PROVIDED RECORDS:

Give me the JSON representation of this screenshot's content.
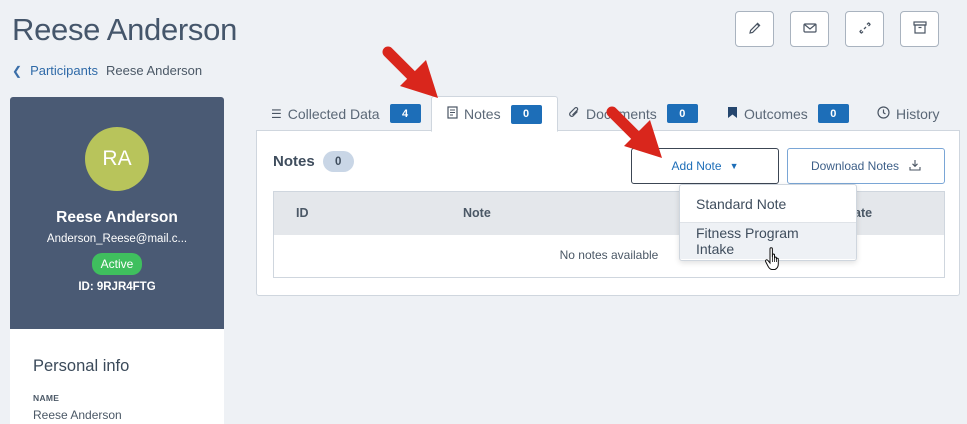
{
  "header": {
    "title": "Reese Anderson",
    "breadcrumb": {
      "back_icon": "chevron-left-icon",
      "parent": "Participants",
      "current": "Reese Anderson"
    },
    "actions": [
      {
        "name": "edit-icon",
        "glyph": "✎"
      },
      {
        "name": "mail-icon",
        "glyph": "✉"
      },
      {
        "name": "link-icon",
        "glyph": "🔗"
      },
      {
        "name": "archive-icon",
        "glyph": "▭"
      }
    ]
  },
  "profile": {
    "initials": "RA",
    "name": "Reese Anderson",
    "email": "Anderson_Reese@mail.c...",
    "status": "Active",
    "id": "ID: 9RJR4FTG"
  },
  "personal_info": {
    "heading": "Personal info",
    "name_label": "NAME",
    "name_value": "Reese Anderson"
  },
  "tabs": [
    {
      "label": "Collected Data",
      "count": "4",
      "icon": "list-icon"
    },
    {
      "label": "Notes",
      "count": "0",
      "icon": "notebook-icon",
      "active": true
    },
    {
      "label": "Documents",
      "count": "0",
      "icon": "paperclip-icon"
    },
    {
      "label": "Outcomes",
      "count": "0",
      "icon": "bookmark-icon"
    },
    {
      "label": "History",
      "icon": "clock-icon"
    }
  ],
  "notes": {
    "heading": "Notes",
    "count": "0",
    "add_button": "Add Note",
    "download_button": "Download Notes",
    "columns": [
      "ID",
      "Note",
      "Date"
    ],
    "empty_message": "No notes available",
    "dropdown_items": [
      "Standard Note",
      "Fitness Program Intake"
    ]
  },
  "colors": {
    "accent": "#1d6eb8",
    "profile_bg": "#4a5a74",
    "avatar_bg": "#b8c45b",
    "status_active": "#3fbf5e",
    "annotation_arrow": "#d9261c"
  }
}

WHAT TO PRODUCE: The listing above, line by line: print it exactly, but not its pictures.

SOLUTION FOR THIS TASK:
Give me the JSON representation of this screenshot's content.
{
  "header": {
    "title": "Reese Anderson",
    "breadcrumb": {
      "back_icon": "chevron-left-icon",
      "parent": "Participants",
      "current": "Reese Anderson"
    },
    "actions": [
      {
        "name": "edit-icon",
        "glyph": "✎"
      },
      {
        "name": "mail-icon",
        "glyph": "✉"
      },
      {
        "name": "link-icon",
        "glyph": "🔗"
      },
      {
        "name": "archive-icon",
        "glyph": "▭"
      }
    ]
  },
  "profile": {
    "initials": "RA",
    "name": "Reese Anderson",
    "email": "Anderson_Reese@mail.c...",
    "status": "Active",
    "id": "ID: 9RJR4FTG"
  },
  "personal_info": {
    "heading": "Personal info",
    "name_label": "NAME",
    "name_value": "Reese Anderson"
  },
  "tabs": [
    {
      "label": "Collected Data",
      "count": "4",
      "icon": "list-icon"
    },
    {
      "label": "Notes",
      "count": "0",
      "icon": "notebook-icon",
      "active": true
    },
    {
      "label": "Documents",
      "count": "0",
      "icon": "paperclip-icon"
    },
    {
      "label": "Outcomes",
      "count": "0",
      "icon": "bookmark-icon"
    },
    {
      "label": "History",
      "icon": "clock-icon"
    }
  ],
  "notes": {
    "heading": "Notes",
    "count": "0",
    "add_button": "Add Note",
    "download_button": "Download Notes",
    "columns": [
      "ID",
      "Note",
      "Date"
    ],
    "empty_message": "No notes available",
    "dropdown_items": [
      "Standard Note",
      "Fitness Program Intake"
    ]
  },
  "colors": {
    "accent": "#1d6eb8",
    "profile_bg": "#4a5a74",
    "avatar_bg": "#b8c45b",
    "status_active": "#3fbf5e",
    "annotation_arrow": "#d9261c"
  }
}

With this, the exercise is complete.